Count how many lines of the data include the string "trực", then say that number and stop.

## GIVEN RECORDS:
Content starts
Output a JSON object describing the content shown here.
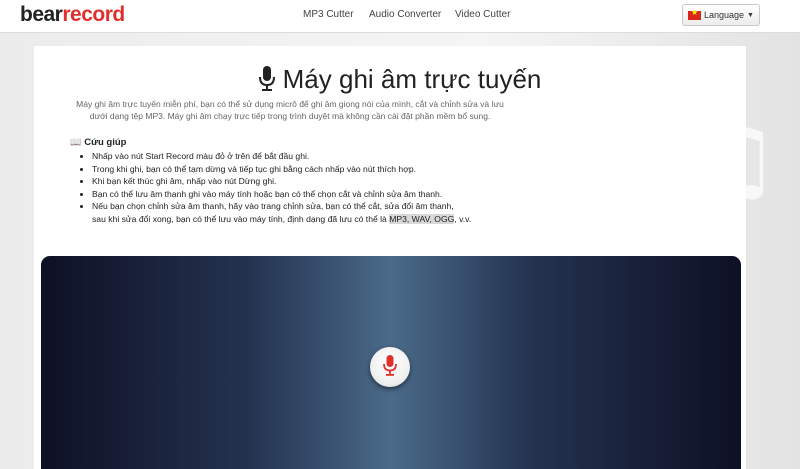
{
  "header": {
    "logo_part1": "bear",
    "logo_part2": "record",
    "nav": [
      "MP3 Cutter",
      "Audio Converter",
      "Video Cutter"
    ],
    "language_label": "Language"
  },
  "main": {
    "title": "Máy ghi âm trực tuyến",
    "intro_line1": "Máy ghi âm trực tuyến miễn phí, bạn có thể sử dụng micrô để ghi âm giọng nói của mình, cắt và chỉnh sửa và lưu",
    "intro_line2": "dưới dạng tệp MP3. Máy ghi âm chạy trực tiếp trong trình duyệt mà không cần cài đặt phần mềm bổ sung.",
    "help_title": "Cứu giúp",
    "help_items": [
      "Nhấp vào nút Start Record màu đỏ ở trên để bắt đầu ghi.",
      "Trong khi ghi, bạn có thể tạm dừng và tiếp tục ghi bằng cách nhấp vào nút thích hợp.",
      "Khi bạn kết thúc ghi âm, nhấp vào nút Dừng ghi.",
      "Bạn có thể lưu âm thanh ghi vào máy tính hoặc bạn có thể chọn cắt và chỉnh sửa âm thanh."
    ],
    "help_last_line1": "Nếu bạn chọn chỉnh sửa âm thanh, hãy vào trang chỉnh sửa, bạn có thể cắt, sửa đổi âm thanh,",
    "help_last_line2_a": "sau khi sửa đổi xong, bạn có thể lưu vào máy tính, định dạng đã lưu có thể là",
    "help_last_formats": "MP3, WAV, OGG",
    "help_last_line2_b": ", v.v."
  },
  "colors": {
    "accent": "#e0302b",
    "recorder_dark": "#0e1024",
    "recorder_light": "#4a6a89"
  },
  "icons": {
    "title": "microphone-icon",
    "help": "book-icon",
    "record": "microphone-icon",
    "flag": "vietnam-flag-icon"
  }
}
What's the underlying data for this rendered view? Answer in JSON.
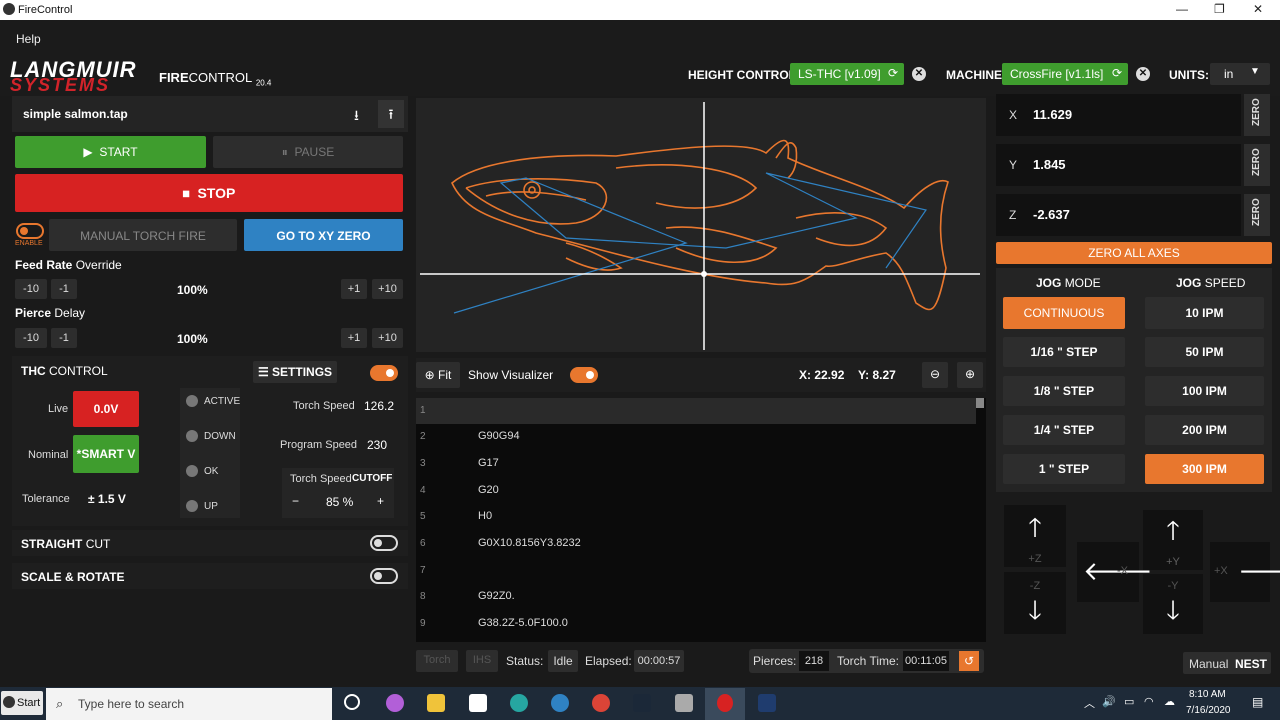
{
  "window": {
    "title": "FireControl",
    "min": "—",
    "max": "❐",
    "close": "✕"
  },
  "menu": {
    "help": "Help"
  },
  "header": {
    "logo_top": "LANGMUIR",
    "logo_bottom": "SYSTEMS",
    "app_fire": "FIRE",
    "app_control": "CONTROL",
    "app_version": "20.4",
    "height_control_label": "HEIGHT CONTROL:",
    "height_control_value": "LS-THC  [v1.09]",
    "machine_label": "MACHINE:",
    "machine_value": "CrossFire  [v1.1ls]",
    "units_label": "UNITS:",
    "units_value": "in"
  },
  "file": {
    "name": "simple salmon.tap"
  },
  "controls": {
    "start": "START",
    "pause": "PAUSE",
    "stop": "STOP",
    "enable": "ENABLE",
    "manual_torch": "MANUAL TORCH FIRE",
    "go_xy_zero": "GO TO XY ZERO"
  },
  "feed": {
    "title_bold": "Feed Rate",
    "title_rest": "Override",
    "minus10": "-10",
    "minus1": "-1",
    "value": "100%",
    "plus1": "+1",
    "plus10": "+10"
  },
  "pierce": {
    "title_bold": "Pierce",
    "title_rest": "Delay",
    "minus10": "-10",
    "minus1": "-1",
    "value": "100%",
    "plus1": "+1",
    "plus10": "+10"
  },
  "thc": {
    "title_bold": "THC",
    "title_rest": "CONTROL",
    "settings": "SETTINGS",
    "live_label": "Live",
    "live_value": "0.0V",
    "nominal_label": "Nominal",
    "nominal_value": "*SMART V",
    "tolerance_label": "Tolerance",
    "tolerance_value": "± 1.5  V",
    "states": [
      "ACTIVE",
      "DOWN",
      "OK",
      "UP"
    ],
    "torch_speed_label": "Torch Speed",
    "torch_speed_value": "126.2",
    "program_speed_label": "Program Speed",
    "program_speed_value": "230",
    "cutoff_label": "Torch Speed",
    "cutoff_bold": "CUTOFF",
    "cutoff_minus": "−",
    "cutoff_value": "85 %",
    "cutoff_plus": "+"
  },
  "straight_cut": {
    "bold": "STRAIGHT",
    "rest": "CUT"
  },
  "scale_rotate": {
    "bold": "SCALE & ROTATE"
  },
  "visualizer": {
    "fit": "Fit",
    "show": "Show Visualizer",
    "x": "X: 22.92",
    "y": "Y: 8.27"
  },
  "code": {
    "lines": [
      {
        "n": "1",
        "c": ""
      },
      {
        "n": "2",
        "c": "G90G94"
      },
      {
        "n": "3",
        "c": "G17"
      },
      {
        "n": "4",
        "c": "G20"
      },
      {
        "n": "5",
        "c": "H0"
      },
      {
        "n": "6",
        "c": "G0X10.8156Y3.8232"
      },
      {
        "n": "7",
        "c": ""
      },
      {
        "n": "8",
        "c": "G92Z0."
      },
      {
        "n": "9",
        "c": "G38.2Z-5.0F100.0"
      }
    ]
  },
  "status": {
    "torch": "Torch",
    "ihs": "IHS",
    "status_label": "Status:",
    "status_value": "Idle",
    "elapsed_label": "Elapsed:",
    "elapsed_value": "00:00:57",
    "pierces_label": "Pierces:",
    "pierces_value": "218",
    "torch_time_label": "Torch Time:",
    "torch_time_value": "00:11:05"
  },
  "axes": {
    "x_label": "X",
    "x_value": "11.629",
    "y_label": "Y",
    "y_value": "1.845",
    "z_label": "Z",
    "z_value": "-2.637",
    "zero": "ZERO",
    "zero_all": "ZERO ALL AXES"
  },
  "jog": {
    "mode_bold": "JOG",
    "mode_rest": "MODE",
    "speed_bold": "JOG",
    "speed_rest": "SPEED",
    "modes": [
      "CONTINUOUS",
      "1/16 \" STEP",
      "1/8 \" STEP",
      "1/4 \" STEP",
      "1 \" STEP"
    ],
    "speeds": [
      "10 IPM",
      "50 IPM",
      "100 IPM",
      "200 IPM",
      "300 IPM"
    ],
    "pz": "+Z",
    "mz": "-Z",
    "py": "+Y",
    "my": "-Y",
    "mx": "-X",
    "px": "+X"
  },
  "footer": {
    "manual": "Manual",
    "nest": "NEST"
  },
  "taskbar": {
    "start": "Start",
    "search_placeholder": "Type here to search",
    "time": "8:10 AM",
    "date": "7/16/2020"
  },
  "colors": {
    "accent": "#e8772e",
    "green": "#3f9d2e",
    "red": "#d72222",
    "blue": "#2f82c3"
  }
}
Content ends
## EXERCISE RESPONSE:
3